Survivors include his wife, three sons, a daughter, eight grandchildren and three great-grandchildren.
He gathered in some big awards during his lifetime, and was really quite a big wig in aviation, although the people of Scioto County are not aware of it, said his only sibling, Anna Snook, who lives with her husband, Budd, in West Portsmouth.
A list of her brothers awards she has on hand include:
Induction into the Flight Instructors Hall of Fame, an award that came this year from the National Association of Flight Instructors as a tribute to his pioneering spirit and innovation that marked the evolution of flight.
Selection as an Elder Statesman of Aviation by the National Aeronautic Association.
Educator of the Year Award by Experimental Aircraft Association.
Grateful Appreciation Award from the Cessna Aircraft Co. for his years of creativity and dedication to helping fledgling pilots.
Dr. Melvin K. Strickler Jr. Award by the National Coalition for Aviation Education for his outstanding achievements in the field of aerospace education.
It was toward the end of his military stint that he was sent to the Aircraft Instrument and Link Trainer School in Jacksonville, Fla., where he was retained as an instructor.
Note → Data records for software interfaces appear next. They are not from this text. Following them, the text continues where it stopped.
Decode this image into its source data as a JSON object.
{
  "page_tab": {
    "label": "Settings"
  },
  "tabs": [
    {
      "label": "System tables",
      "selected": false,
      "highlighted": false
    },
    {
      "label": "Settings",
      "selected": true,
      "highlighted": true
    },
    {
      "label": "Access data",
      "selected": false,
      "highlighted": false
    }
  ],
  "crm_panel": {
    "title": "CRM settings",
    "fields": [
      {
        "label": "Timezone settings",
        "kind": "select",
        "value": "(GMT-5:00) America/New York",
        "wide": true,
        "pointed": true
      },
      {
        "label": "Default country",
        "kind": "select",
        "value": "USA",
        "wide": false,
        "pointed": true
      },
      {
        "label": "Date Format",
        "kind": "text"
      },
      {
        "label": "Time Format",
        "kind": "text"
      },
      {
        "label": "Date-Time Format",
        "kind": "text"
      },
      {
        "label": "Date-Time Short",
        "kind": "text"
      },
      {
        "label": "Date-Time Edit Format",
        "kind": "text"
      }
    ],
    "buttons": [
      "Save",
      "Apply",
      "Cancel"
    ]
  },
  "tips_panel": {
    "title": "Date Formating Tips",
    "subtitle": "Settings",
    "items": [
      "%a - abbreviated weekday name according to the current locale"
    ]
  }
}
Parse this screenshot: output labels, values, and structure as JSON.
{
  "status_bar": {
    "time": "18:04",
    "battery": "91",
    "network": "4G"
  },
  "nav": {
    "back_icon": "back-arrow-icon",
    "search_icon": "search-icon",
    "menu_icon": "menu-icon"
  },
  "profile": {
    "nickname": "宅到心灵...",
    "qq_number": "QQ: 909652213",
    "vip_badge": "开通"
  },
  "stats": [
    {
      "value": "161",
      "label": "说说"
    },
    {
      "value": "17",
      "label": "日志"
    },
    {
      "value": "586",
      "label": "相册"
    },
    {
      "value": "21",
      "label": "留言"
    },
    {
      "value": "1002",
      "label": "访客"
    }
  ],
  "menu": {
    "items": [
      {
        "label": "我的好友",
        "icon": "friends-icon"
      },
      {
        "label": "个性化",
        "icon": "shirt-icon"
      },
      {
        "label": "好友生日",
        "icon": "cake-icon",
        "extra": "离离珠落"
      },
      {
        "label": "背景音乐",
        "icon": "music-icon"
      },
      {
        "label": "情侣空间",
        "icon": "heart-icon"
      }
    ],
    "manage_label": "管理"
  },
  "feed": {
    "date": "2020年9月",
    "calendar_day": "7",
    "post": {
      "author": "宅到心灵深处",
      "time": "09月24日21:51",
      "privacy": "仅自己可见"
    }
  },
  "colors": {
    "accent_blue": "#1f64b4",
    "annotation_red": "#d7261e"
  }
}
Before that, in 1946, Sanderson served on board the newly commissioned USS Boxer for a time out of Guam and the Kwajalein Islands. It was here that he got doses of radiation from the atomic bomb tests the U.S. carried out in the South Pacific.
The most important story my father told us was how he was responsible for the seaplanes returning from the atomic bomb test sites. The planes were recording levels of radiation, said Sandersons daughter, Amy Roosje, by-email from her home in Cary. He was in Kwajalein when he was in the CASU (Carrier Aircraft Service Unit). Because of his exposure to great amounts of radiation, the maintenance of the engines (all that air intake) was performed without any protection from the radiation! The pilots were completely protected, of course.
My father, as a result of that radiation, had serious kidney cancer, the removal of a kidney, and eventually died from renal failure.
After his discharge from the military, Sanderson attended the Pittsburgh Institute of Aeronautics. In 1950 he taught at Embry Riddle School of Aviation and then started the Sanderson Aviation School providing pilot training courses.
Early on, he recognized the importance of multi-media training, spawning what was to become his legacy of audio-visual training. In 1958 it was initiated with Cessna Aircraft to produce training materials. This training program was later tailored to Piper, Beechcraft, Hughes and Grumman.
He formed Sandersons Films and his training programs continued to evolve. They were adopted by thousands of flight schools and became the standard for Air Force ROTC programs.
In 1968 he sold Sanderson Films to Times Mirror, which merged it with Jeppesen & Company in 1974 and relocated it to Denver.
The combined entity, called Jeppesen Sanderson Inc., became the worlds leading flight information services company.
Throughout his full life, my father was an energetic and vibrant man with many interests, including sports, photography, painting, cars and playing pool in his later years, said his son, Paul M. He was an avid golfer and spent many happy hours on the links, but his family was the source of his greatest pleasure.
We will deeply miss him, his gregarious nature and sharp wit.
G. SAM PIATT can be reached at (740) 353-3101, ext. 236.